What you need to do. Set down each line of the data below exactly.

──────────

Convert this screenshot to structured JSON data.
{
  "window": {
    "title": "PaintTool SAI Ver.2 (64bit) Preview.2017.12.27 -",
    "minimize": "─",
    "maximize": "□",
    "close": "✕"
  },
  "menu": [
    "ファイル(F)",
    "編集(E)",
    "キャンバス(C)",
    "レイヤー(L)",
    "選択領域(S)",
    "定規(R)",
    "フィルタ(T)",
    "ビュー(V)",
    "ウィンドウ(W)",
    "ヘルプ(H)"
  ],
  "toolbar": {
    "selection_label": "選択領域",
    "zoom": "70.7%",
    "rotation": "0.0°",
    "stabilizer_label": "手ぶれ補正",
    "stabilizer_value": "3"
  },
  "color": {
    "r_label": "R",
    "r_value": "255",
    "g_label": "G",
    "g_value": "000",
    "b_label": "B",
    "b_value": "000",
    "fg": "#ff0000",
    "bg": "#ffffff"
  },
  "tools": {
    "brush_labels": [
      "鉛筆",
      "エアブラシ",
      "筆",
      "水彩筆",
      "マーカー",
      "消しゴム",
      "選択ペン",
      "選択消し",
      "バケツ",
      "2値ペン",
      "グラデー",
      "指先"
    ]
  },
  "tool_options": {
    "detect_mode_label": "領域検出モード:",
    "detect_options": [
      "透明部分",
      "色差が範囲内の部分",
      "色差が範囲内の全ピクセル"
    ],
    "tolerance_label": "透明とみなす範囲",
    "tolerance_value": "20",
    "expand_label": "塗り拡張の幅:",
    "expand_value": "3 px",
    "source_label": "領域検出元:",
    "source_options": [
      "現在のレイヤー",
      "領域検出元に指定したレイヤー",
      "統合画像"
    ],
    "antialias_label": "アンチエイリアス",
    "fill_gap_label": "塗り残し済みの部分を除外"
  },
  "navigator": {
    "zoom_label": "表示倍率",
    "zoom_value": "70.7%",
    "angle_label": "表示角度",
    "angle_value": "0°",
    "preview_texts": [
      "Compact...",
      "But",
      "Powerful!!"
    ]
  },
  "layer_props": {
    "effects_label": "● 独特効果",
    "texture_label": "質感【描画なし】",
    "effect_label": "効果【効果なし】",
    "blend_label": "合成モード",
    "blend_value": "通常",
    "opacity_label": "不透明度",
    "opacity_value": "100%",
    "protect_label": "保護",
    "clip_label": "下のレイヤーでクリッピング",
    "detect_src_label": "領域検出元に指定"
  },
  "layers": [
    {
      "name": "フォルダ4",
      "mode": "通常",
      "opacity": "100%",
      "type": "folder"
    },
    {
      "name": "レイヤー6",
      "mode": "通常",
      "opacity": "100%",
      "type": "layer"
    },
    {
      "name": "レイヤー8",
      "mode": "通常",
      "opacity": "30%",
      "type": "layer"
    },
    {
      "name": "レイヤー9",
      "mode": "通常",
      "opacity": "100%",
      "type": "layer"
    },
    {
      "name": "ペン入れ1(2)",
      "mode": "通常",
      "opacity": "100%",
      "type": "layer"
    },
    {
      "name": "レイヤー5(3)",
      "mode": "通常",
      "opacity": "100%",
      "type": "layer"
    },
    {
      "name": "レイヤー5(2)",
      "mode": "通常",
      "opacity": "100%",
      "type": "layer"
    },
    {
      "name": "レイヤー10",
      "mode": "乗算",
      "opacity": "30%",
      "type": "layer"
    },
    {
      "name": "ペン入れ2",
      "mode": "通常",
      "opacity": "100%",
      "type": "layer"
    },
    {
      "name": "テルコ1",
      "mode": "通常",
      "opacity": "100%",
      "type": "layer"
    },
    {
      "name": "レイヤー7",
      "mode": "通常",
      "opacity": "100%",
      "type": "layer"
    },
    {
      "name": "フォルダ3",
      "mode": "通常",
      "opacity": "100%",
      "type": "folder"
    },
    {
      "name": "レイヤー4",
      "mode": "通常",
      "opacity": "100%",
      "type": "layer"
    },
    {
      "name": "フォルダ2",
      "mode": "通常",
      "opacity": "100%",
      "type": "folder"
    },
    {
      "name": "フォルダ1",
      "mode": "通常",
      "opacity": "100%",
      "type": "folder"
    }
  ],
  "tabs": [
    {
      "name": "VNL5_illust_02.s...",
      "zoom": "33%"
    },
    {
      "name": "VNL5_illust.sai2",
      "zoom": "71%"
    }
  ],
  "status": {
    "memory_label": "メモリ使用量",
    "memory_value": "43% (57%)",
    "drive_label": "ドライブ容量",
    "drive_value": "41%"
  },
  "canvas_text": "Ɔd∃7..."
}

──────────

Response to this task.
Convert this screenshot to structured JSON data.
{
  "window": {
    "title": "PaintTool SAI Ver.2 (64bit) Preview.2017.12.27 -",
    "minimize": "─",
    "maximize": "□",
    "close": "✕"
  },
  "menu": [
    "ファイル(F)",
    "編集(E)",
    "キャンバス(C)",
    "レイヤー(L)",
    "選択領域(S)",
    "定規(R)",
    "フィルタ(T)",
    "ビュー(V)",
    "ウィンドウ(W)",
    "ヘルプ(H)"
  ],
  "toolbar": {
    "selection_label": "選択領域",
    "zoom": "70.7%",
    "rotation": "0.0°",
    "stabilizer_label": "手ぶれ補正",
    "stabilizer_value": "3"
  },
  "color": {
    "r_label": "R",
    "r_value": "255",
    "g_label": "G",
    "g_value": "000",
    "b_label": "B",
    "b_value": "000",
    "fg": "#ff0000",
    "bg": "#ffffff"
  },
  "tools": {
    "brush_labels": [
      "鉛筆",
      "エアブラシ",
      "筆",
      "水彩筆",
      "マーカー",
      "消しゴム",
      "選択ペン",
      "選択消し",
      "バケツ",
      "2値ペン",
      "グラデー",
      "指先"
    ]
  },
  "tool_options": {
    "detect_mode_label": "領域検出モード:",
    "detect_options": [
      "透明部分",
      "色差が範囲内の部分",
      "色差が範囲内の全ピクセル"
    ],
    "tolerance_label": "透明とみなす範囲",
    "tolerance_value": "20",
    "expand_label": "塗り拡張の幅:",
    "expand_value": "3 px",
    "source_label": "領域検出元:",
    "source_options": [
      "現在のレイヤー",
      "領域検出元に指定したレイヤー",
      "統合画像"
    ],
    "antialias_label": "アンチエイリアス",
    "fill_gap_label": "塗り残し済みの部分を除外"
  },
  "navigator": {
    "zoom_label": "表示倍率",
    "zoom_value": "70.7%",
    "angle_label": "表示角度",
    "angle_value": "0°",
    "preview_texts": [
      "Compact...",
      "But",
      "Powerful!!"
    ]
  },
  "layer_props": {
    "effects_label": "● 独特効果",
    "texture_label": "質感【描画なし】",
    "effect_label": "効果【効果なし】",
    "blend_label": "合成モード",
    "blend_value": "通常",
    "opacity_label": "不透明度",
    "opacity_value": "100%",
    "protect_label": "保護",
    "clip_label": "下のレイヤーでクリッピング",
    "detect_src_label": "領域検出元に指定"
  },
  "layers": [
    {
      "name": "フォルダ4",
      "mode": "通常",
      "opacity": "100%",
      "type": "folder"
    },
    {
      "name": "レイヤー6",
      "mode": "通常",
      "opacity": "100%",
      "type": "layer"
    },
    {
      "name": "レイヤー8",
      "mode": "通常",
      "opacity": "30%",
      "type": "layer"
    },
    {
      "name": "レイヤー9",
      "mode": "通常",
      "opacity": "100%",
      "type": "layer"
    },
    {
      "name": "ペン入れ1(2)",
      "mode": "通常",
      "opacity": "100%",
      "type": "layer"
    },
    {
      "name": "レイヤー5(3)",
      "mode": "通常",
      "opacity": "100%",
      "type": "layer"
    },
    {
      "name": "レイヤー5(2)",
      "mode": "通常",
      "opacity": "100%",
      "type": "layer"
    },
    {
      "name": "レイヤー10",
      "mode": "乗算",
      "opacity": "30%",
      "type": "layer"
    },
    {
      "name": "ペン入れ2",
      "mode": "通常",
      "opacity": "100%",
      "type": "layer"
    },
    {
      "name": "テルコ1",
      "mode": "通常",
      "opacity": "100%",
      "type": "layer"
    },
    {
      "name": "レイヤー7",
      "mode": "通常",
      "opacity": "100%",
      "type": "layer"
    },
    {
      "name": "フォルダ3",
      "mode": "通常",
      "opacity": "100%",
      "type": "folder"
    },
    {
      "name": "レイヤー4",
      "mode": "通常",
      "opacity": "100%",
      "type": "layer"
    },
    {
      "name": "フォルダ2",
      "mode": "通常",
      "opacity": "100%",
      "type": "folder"
    },
    {
      "name": "フォルダ1",
      "mode": "通常",
      "opacity": "100%",
      "type": "folder"
    }
  ],
  "tabs": [
    {
      "name": "VNL5_illust_02.s...",
      "zoom": "33%"
    },
    {
      "name": "VNL5_illust.sai2",
      "zoom": "71%"
    }
  ],
  "status": {
    "memory_label": "メモリ使用量",
    "memory_value": "43% (57%)",
    "drive_label": "ドライブ容量",
    "drive_value": "41%"
  },
  "canvas_text": "Ɔd∃7..."
}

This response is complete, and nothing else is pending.